<<<<

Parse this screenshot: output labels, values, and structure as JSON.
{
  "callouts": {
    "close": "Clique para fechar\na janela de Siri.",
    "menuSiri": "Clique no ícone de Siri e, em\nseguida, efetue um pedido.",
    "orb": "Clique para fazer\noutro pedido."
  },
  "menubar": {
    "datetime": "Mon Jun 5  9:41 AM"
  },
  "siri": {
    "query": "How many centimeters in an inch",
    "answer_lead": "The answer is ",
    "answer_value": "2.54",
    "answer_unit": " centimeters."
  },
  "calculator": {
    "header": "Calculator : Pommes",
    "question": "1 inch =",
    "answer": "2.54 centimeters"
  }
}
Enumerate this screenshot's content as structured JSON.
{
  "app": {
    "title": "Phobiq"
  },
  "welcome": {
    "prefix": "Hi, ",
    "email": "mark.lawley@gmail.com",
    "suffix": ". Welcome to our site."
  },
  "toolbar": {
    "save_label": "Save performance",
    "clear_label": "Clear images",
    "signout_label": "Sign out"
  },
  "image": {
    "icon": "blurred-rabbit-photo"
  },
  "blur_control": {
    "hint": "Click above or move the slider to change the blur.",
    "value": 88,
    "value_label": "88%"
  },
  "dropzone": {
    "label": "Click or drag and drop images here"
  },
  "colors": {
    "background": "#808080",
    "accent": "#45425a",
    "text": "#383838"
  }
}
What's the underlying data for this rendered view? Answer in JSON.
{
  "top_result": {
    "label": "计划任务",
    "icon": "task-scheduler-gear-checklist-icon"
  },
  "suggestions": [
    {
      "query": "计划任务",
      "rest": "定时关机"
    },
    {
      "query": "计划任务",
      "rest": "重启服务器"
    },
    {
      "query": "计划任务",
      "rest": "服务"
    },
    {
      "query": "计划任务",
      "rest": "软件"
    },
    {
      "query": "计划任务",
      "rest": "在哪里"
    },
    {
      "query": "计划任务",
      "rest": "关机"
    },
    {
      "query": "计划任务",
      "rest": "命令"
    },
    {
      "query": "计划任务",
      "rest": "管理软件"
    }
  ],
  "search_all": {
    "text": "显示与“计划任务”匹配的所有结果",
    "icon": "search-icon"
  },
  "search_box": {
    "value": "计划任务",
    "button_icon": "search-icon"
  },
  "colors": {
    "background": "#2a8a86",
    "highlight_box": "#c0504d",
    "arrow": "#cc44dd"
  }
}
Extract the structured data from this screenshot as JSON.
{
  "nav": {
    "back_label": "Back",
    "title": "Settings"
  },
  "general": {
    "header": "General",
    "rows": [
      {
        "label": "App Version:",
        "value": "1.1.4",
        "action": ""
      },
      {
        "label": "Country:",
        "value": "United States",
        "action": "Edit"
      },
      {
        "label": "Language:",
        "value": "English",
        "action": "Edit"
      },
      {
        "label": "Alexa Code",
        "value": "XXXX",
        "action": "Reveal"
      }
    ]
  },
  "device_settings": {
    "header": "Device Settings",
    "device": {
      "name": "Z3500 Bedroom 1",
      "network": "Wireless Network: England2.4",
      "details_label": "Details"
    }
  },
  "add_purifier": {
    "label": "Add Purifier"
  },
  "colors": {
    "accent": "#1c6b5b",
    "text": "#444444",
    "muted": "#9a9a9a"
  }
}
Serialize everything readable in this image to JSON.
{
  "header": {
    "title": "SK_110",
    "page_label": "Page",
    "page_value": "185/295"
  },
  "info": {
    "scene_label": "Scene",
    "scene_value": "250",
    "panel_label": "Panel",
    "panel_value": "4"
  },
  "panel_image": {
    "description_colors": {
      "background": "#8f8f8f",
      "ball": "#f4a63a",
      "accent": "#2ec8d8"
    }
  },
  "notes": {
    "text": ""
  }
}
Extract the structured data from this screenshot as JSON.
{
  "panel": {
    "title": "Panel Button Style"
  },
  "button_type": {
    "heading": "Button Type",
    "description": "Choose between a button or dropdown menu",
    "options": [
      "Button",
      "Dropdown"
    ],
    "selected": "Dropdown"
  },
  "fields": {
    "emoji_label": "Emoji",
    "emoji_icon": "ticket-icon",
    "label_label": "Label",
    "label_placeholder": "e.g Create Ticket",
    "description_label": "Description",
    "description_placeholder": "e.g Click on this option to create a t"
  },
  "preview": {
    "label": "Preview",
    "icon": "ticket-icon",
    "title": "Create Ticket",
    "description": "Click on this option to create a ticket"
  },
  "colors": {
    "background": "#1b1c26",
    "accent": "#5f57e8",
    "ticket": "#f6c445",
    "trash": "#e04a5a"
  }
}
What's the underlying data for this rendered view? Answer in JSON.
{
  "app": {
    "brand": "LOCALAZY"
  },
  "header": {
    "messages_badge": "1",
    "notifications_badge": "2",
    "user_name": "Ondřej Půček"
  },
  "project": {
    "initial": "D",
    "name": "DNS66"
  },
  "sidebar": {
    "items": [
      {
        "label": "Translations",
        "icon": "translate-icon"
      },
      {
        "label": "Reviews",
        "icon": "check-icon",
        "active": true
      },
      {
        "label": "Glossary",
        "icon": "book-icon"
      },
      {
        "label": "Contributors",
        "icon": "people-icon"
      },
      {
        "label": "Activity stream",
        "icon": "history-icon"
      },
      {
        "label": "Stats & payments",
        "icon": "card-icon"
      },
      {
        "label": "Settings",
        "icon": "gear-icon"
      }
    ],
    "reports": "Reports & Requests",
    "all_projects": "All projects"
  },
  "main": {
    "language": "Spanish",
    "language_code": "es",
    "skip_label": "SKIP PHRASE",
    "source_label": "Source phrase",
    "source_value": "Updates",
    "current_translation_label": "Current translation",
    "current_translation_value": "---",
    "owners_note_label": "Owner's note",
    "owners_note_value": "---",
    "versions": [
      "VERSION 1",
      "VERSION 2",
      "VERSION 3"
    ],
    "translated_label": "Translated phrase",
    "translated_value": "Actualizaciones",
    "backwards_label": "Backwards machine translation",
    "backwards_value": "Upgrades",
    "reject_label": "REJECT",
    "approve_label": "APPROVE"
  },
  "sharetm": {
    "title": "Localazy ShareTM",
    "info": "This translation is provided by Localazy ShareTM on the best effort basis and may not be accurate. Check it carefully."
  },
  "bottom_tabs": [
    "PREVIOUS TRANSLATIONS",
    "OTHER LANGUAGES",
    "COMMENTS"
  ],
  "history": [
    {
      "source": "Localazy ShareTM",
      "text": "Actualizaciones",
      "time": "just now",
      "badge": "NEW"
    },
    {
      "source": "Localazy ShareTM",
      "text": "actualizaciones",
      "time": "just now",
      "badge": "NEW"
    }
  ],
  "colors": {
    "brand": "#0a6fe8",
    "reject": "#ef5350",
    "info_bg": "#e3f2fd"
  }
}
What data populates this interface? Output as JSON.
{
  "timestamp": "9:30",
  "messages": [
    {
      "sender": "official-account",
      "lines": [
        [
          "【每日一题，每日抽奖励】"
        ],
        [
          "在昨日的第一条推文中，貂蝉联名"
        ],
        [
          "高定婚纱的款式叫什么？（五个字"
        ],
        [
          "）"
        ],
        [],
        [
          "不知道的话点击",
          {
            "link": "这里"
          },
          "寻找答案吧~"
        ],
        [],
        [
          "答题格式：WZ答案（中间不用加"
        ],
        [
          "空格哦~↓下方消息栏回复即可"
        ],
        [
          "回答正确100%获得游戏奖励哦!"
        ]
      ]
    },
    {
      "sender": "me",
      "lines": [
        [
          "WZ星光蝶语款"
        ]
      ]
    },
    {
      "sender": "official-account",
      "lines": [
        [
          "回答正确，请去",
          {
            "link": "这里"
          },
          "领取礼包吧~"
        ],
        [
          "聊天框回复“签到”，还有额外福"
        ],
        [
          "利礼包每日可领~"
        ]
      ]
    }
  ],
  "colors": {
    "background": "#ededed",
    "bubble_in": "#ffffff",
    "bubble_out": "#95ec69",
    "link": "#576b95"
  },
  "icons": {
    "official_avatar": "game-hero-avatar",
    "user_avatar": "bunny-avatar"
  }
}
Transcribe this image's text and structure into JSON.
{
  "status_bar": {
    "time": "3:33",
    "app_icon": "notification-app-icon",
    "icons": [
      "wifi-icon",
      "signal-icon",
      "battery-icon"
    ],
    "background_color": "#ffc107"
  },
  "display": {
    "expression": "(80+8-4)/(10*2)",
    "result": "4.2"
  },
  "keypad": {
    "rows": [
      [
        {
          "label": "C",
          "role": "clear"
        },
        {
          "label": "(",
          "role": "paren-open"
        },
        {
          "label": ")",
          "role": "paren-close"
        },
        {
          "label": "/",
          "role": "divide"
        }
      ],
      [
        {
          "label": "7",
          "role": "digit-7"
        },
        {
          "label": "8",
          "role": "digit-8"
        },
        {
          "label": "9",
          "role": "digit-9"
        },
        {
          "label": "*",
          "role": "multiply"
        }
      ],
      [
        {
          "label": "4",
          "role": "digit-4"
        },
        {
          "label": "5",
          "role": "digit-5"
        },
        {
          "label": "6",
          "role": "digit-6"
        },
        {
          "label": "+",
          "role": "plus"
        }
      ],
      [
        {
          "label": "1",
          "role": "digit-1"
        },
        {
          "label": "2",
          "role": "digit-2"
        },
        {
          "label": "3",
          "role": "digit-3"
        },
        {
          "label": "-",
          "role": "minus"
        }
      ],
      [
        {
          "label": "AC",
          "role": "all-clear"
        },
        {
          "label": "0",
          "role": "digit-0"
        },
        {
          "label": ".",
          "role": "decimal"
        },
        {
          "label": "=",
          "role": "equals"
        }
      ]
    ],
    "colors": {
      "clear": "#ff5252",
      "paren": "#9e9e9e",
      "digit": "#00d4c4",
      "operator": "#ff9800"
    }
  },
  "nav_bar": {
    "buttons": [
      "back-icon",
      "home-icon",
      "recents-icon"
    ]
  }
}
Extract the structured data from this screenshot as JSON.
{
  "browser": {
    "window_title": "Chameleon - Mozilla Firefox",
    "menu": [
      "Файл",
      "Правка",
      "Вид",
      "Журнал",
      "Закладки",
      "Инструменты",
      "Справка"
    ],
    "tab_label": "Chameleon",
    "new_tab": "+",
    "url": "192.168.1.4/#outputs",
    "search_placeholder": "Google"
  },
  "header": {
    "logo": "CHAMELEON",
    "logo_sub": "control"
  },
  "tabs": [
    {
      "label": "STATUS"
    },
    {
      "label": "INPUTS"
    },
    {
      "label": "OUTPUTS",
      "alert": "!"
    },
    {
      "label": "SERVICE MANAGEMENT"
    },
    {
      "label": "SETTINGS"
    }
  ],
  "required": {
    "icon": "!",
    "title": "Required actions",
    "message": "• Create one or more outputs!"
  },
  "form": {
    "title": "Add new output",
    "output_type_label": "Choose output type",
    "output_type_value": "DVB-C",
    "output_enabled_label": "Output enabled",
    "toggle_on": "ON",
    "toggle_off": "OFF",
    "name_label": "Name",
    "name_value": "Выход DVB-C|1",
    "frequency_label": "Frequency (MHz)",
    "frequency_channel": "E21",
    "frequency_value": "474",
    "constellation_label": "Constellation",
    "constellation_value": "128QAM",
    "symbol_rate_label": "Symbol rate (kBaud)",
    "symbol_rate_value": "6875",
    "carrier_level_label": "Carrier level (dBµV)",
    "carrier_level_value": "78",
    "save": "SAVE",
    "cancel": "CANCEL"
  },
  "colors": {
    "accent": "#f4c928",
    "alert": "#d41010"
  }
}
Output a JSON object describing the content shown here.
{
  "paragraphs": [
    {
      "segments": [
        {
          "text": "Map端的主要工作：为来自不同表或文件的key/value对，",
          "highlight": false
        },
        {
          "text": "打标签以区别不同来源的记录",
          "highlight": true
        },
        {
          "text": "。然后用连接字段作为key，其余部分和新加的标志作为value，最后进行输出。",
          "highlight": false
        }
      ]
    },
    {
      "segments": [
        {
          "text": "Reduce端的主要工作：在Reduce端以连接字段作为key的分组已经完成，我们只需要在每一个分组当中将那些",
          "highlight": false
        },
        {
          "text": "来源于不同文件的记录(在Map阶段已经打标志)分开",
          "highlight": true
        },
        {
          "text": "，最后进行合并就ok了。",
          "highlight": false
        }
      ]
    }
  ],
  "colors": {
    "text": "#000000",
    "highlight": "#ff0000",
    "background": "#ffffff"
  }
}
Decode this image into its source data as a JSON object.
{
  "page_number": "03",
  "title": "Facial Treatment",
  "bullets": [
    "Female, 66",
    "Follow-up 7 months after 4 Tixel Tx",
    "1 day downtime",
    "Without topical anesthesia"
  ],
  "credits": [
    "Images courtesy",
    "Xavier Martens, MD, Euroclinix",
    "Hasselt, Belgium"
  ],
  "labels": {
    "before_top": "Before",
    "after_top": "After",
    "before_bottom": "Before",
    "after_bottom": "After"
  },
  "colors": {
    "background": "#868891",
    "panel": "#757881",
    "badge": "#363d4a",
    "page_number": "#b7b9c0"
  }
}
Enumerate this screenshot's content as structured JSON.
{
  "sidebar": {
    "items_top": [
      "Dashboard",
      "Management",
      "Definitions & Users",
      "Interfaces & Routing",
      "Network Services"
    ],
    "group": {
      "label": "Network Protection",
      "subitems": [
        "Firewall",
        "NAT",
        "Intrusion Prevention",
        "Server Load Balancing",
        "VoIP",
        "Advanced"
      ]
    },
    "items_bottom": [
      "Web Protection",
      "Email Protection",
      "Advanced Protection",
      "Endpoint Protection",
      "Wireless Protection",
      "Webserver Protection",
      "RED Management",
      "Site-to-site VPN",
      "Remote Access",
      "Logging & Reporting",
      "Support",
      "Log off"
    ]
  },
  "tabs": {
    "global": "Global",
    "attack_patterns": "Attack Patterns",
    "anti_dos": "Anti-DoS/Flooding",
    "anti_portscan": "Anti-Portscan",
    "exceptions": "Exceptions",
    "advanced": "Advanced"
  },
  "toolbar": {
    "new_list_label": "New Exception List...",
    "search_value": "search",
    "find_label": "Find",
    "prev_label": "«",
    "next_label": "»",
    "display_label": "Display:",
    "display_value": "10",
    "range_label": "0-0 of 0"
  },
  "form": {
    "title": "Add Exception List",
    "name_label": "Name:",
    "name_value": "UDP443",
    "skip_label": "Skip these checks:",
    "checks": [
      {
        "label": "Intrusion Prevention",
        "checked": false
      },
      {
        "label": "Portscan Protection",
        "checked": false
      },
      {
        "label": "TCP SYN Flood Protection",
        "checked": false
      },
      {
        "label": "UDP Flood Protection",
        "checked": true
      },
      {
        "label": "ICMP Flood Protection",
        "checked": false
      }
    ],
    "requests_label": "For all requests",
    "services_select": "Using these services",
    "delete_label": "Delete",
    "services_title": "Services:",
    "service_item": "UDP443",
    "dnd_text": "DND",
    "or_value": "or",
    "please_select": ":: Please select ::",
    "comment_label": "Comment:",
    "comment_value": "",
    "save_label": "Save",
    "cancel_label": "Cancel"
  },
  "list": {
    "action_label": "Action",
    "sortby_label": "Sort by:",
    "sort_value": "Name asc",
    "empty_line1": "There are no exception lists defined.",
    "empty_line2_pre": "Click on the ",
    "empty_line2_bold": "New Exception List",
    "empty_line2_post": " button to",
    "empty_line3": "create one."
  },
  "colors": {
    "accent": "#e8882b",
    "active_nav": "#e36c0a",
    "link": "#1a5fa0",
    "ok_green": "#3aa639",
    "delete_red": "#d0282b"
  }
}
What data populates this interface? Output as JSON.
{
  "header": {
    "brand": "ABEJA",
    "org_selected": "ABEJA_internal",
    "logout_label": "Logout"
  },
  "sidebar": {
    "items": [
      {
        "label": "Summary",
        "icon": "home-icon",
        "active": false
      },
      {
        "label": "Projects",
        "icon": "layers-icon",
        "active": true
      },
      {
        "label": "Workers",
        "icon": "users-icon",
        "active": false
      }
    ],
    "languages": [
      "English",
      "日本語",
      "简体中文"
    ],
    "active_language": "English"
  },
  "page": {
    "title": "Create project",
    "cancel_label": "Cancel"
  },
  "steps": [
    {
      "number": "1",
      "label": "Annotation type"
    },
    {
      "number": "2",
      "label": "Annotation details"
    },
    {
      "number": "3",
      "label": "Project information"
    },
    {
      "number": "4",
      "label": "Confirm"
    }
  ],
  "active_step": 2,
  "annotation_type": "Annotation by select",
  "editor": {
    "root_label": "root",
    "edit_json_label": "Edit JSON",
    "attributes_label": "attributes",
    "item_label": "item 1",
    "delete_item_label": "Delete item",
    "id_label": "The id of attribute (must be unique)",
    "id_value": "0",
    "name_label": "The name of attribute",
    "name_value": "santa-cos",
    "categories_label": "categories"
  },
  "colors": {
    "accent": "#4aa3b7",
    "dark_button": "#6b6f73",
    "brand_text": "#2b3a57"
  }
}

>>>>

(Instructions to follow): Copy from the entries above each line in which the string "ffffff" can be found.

(Task solution):
    "bubble_in": "#ffffff",
    "background": "#ffffff"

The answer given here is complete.